I came to believe that we are not just in an economic recession but we’re in a social recession as well. There’s no question that people want to see more compassionate action, as there is a mood of resignation and hopelessness associated with the current conditions.

However, being at Seattle Center offered us a bright spot as we told the story of the John T Williams Totem Pole Memorial and the difference that compassionate action made in turning a tragedy into an opportunity for healing. Two weeks after the shooting members of the John T William’s family and tribe met with city officials in a “restorative circle” that led to a peaceful creative solution, inspiring all of us to have similar courage.  At the Stand for Compassion at Seattle Center we met Tony Joe who met Rick and John T. Williams when she first arrived in Seattle in 1975.  Listen to Tony Joe describe her relationship with the Williams Brothers.

We also met people like Michael who a few times a week pulls over to help motorists in need. Hear his description of what he does and how he feels he’s representing Seattle when he does it!

The experiences we had being at Seattle Center taught us about our need to reconnect with each other and overcome the social isolation and disconnection.  This led to imagining the Compassion Games as a way to get us out of our norms and connected with each other.  Thank you to all the people who came down and helped us build a stand for compassion: Anne Stadler, Erik Lawyer, Susan Partnow, John Hale, Silvana Hale, Elle McSharry, Jeff VanderClute Libby Burk, Michael Truog, and John and Heidi Malcolmson.  Thank you to Seattle Center and the Next Fifty for supporting us in doing this.
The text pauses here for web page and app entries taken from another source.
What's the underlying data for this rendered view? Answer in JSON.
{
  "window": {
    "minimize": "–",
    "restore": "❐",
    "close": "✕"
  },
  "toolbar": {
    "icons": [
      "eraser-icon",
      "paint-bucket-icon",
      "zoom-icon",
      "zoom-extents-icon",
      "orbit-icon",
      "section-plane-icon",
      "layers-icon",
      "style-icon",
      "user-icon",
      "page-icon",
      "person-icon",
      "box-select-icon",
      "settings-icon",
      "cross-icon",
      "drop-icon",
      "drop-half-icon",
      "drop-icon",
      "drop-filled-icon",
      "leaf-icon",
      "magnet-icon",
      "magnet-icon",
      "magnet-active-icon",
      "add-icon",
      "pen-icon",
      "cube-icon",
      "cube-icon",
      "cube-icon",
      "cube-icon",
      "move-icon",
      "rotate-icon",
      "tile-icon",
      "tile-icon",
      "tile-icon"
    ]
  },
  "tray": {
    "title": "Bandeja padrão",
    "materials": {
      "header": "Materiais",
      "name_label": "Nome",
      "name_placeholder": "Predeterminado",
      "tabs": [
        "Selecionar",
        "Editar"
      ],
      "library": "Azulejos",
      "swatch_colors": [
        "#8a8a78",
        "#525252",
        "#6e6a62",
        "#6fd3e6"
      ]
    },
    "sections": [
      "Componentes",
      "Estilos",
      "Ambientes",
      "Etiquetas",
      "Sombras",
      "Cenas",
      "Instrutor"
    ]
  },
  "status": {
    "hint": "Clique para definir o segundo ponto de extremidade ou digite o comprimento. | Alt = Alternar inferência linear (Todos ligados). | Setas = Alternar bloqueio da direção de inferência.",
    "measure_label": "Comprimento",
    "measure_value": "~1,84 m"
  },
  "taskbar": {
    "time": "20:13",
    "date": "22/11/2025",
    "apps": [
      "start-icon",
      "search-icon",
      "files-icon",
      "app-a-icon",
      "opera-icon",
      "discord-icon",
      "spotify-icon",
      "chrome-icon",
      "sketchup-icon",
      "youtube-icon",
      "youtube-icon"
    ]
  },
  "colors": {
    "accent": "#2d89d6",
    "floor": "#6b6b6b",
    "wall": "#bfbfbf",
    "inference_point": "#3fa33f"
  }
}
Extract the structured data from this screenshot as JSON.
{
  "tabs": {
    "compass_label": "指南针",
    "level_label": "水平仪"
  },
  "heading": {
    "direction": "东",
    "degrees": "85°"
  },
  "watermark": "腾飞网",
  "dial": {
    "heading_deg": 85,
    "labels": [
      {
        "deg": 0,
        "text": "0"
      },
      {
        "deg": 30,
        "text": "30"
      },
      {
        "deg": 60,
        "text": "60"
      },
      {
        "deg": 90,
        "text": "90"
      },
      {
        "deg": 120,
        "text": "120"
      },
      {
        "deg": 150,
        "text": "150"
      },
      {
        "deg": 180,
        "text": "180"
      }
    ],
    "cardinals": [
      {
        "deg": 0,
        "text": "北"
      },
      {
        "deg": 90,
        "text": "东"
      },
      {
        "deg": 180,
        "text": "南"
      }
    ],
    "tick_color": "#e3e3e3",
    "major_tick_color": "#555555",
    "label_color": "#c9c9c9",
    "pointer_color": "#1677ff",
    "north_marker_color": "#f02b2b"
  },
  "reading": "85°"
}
On to the games!

Compassionate Louisville: The Community Challenge

The inspiration for the Compassion Games comes from our friends in Louisville, Kentucky.  Mayor Greg Fischer and his team are implementing their compassionate cities program in a remarkable fashion.   After Seattle affirmed the Charter for Compassion and invited other cities around the world to join with us in creating 10 Year Campaigns for Compassionate Cities, Louisville was one of the first and by far the most developed cities campaign we encountered. The Compassionate Action Network International awarded them the International Compassionate City award in 2012.

Mayor Greg Fischer would welcome a rivalry. “I’ve said from day one that we’re going to pursue being recognized as the most compassionate city in the world – and if that prods other cities to try to outdo us, then ‘Game On.’ In a competition centered on compassion, everyone wins!”

Compassionate Louisville recently amassed over 90,000 hours of community service during their one-week long Give a Day program.  We’re following their lead and measuring the number of hours of community service and are encouraging other cities to agree upon this simple measure of hours of community service.  From their community challenge:

“We challenge you to volunteer more, to give more blood, to share more resources and to top our collective mark with the goal of leaving our world a better place. If a city tops us, next year we will step up our devotion because we know that in our garden of compassion, there is still rocky soil and arid places that need tending; and there always will be. We are not so naive as to think this is not a community with more than its fair share of pain and suffering. We know it is. We, however,believe compassion is good soil for the garden of community.”

“All I have tried to do,” Fischer said, “is pull the good hearts and good hands of Louisville together. From our cathedrals to our temples and mosques, from the Muhammad Ali Center to our Christian seminaries, we are a community that is built on faith, love and tolerance. This is who we’ve always been. All I’m doing is rallying the troops.”

Of course, Louisville has also been extremely compassionate in their support of us and other cities taking on this challenge. It has made all their materials available and if you’re interested you can access them here.  You can watch a video of their Livable City Award and their issuing the Community Challenge.  And yes Tom we intend to kick your butts!